For many years, from 1911 until his death, the Canadian-born newspaper magnate Lord Beaverbrook lived on his large country estate in North Downs in Surrey: Cherkley Court. He would have entertained a number of famous guests there, including prime ministers such as Churchill and Macmillan, and authors, for example Rudyard Kipling and H G Wells.
Since then the estate has been through a variety of vicissitudes, including a short period in the nineties when an unsuccessful attempt was made to convert it into a golf course.
Following this it was obtained by the Beaverbrook Foundation, a charitable body, the house and grounds were restored and subsequently, in 2007, the gardens were opened to the public.
I’m not sure that the publicity was as good as it could have been, as several people I spoke to had no idea the gardens even existed, and on my several visits there it was never particularly busy, even on a fine day.
The gardens were delightful, and there was an excellent tearoom with seating on a terrace overlooking the valley of the River Mole.

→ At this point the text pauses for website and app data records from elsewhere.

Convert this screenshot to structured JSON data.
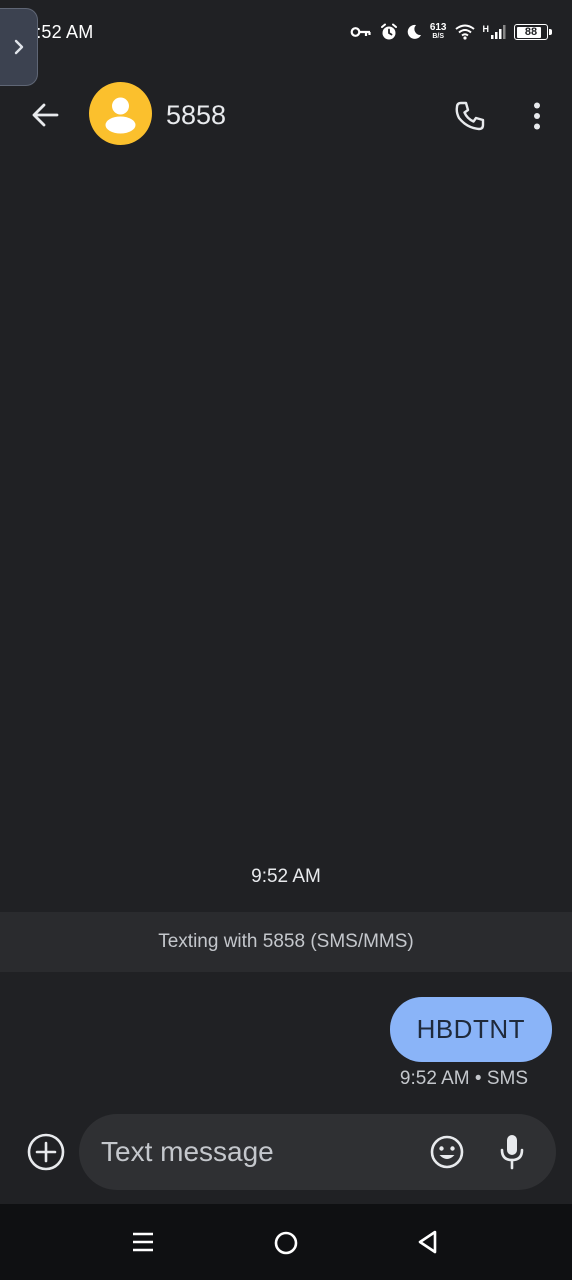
{
  "status_bar": {
    "time": "9:52 AM",
    "net_speed_value": "613",
    "net_speed_unit": "B/S",
    "network_type": "H",
    "battery_level": "88",
    "icons": [
      "vpn-key-icon",
      "alarm-icon",
      "do-not-disturb-moon-icon",
      "wifi-icon",
      "signal-icon",
      "battery-icon"
    ]
  },
  "app_bar": {
    "contact_name": "5858",
    "icons": [
      "back-arrow-icon",
      "contact-avatar-icon",
      "phone-call-icon",
      "more-vert-icon"
    ],
    "avatar_color": "#fbc02d"
  },
  "conversation": {
    "timestamp": "9:52 AM",
    "banner": "Texting with 5858 (SMS/MMS)",
    "messages": [
      {
        "text": "HBDTNT",
        "meta": "9:52 AM • SMS",
        "direction": "outgoing",
        "color": "#8ab4f8"
      }
    ]
  },
  "composer": {
    "placeholder": "Text message",
    "icons": [
      "add-circle-icon",
      "emoji-icon",
      "microphone-icon"
    ]
  },
  "nav_bar": {
    "icons": [
      "recents-menu-icon",
      "home-circle-icon",
      "back-triangle-icon"
    ]
  },
  "colors": {
    "background": "#202124",
    "banner": "#2a2b2e",
    "composer": "#2f3033",
    "nav": "#0f1012"
  }
}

At the end of 2010 it was announced that the gardens were no longer going to be open, and the house and estate was put on the market as a private dwelling. This, apparently, was because the Foundation had spent several million pounds on litigation in Canada.
More recently a planning application has been made to Mole Valley District Council for its conversion to a luxury hotel and spa, and private golf course. It’s a prominent site on a hillside in the Green Belt, in an Area of Great Landscape Value, and partly in the Surrey Hills Areas of Outstanding Natural Beauty. The council’s own officers recommended refusal of the plan, and apparently the statutory and non-statutory bodies representations from which objections were received include the Environment Agency, the National Trust, the CPRE, the Surrey Hills Board, the Surrey Hills AONB Planning consultant, Natural England, Surrey Botanical Society, the County Ecologist, the County Landscape Officer, as well as various residents’ associations and local bodies. Surrey already has something in the order of 140 golf courses.

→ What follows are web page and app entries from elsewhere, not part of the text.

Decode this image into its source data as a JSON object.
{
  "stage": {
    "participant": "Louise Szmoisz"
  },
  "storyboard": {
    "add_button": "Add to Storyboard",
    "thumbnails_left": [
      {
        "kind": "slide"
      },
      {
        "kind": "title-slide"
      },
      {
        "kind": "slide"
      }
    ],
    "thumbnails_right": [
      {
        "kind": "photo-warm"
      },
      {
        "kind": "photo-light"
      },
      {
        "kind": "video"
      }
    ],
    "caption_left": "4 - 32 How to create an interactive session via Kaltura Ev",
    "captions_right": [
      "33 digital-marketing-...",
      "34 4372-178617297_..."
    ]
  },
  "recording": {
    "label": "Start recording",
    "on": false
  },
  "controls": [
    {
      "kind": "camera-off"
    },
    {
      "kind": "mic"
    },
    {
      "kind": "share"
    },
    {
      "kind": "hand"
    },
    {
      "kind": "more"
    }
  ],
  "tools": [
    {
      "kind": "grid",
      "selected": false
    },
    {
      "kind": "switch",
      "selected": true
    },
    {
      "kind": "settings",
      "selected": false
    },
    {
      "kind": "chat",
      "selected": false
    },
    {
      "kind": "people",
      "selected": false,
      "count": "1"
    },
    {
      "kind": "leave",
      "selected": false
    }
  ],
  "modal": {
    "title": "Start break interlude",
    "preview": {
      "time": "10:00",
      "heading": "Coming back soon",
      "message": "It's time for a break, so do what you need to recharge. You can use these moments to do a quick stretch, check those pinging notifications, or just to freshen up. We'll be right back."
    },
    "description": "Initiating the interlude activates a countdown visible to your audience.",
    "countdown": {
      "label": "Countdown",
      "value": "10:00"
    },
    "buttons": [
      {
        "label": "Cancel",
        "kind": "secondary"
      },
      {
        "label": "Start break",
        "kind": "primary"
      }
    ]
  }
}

MVDC Councillor Dickson thinks “The golf course would enhance the countryside”, presumably enhancing as making it a desirable landscape for Teletubbies to move into.
On 4th April in a three-hour debate the Development Control Committee voted 9-8 to not refuse the application; they will meet again on the 2nd of May to decide what conditions to apply to the planning permission if it is subsequently granted. It may well then be referred upward, ultimately to the Secretary of State, who may appoint an Inspector. So who knows how long it will take – or what the outcome may be. There’s a website which is campaigning against the development, which has a succinct (but obviously partisan) account of the whole affair, and will have up-to-date information about the application.
The gardens were young, but they were beautiful, and I doubt many will ever see them mature; here are a few photos of them when they were open, from 2008 and 2009 mostly.
And just in case you need a reminder of what they look like, here’s a picture of a bit of a golf course (on a foggy day):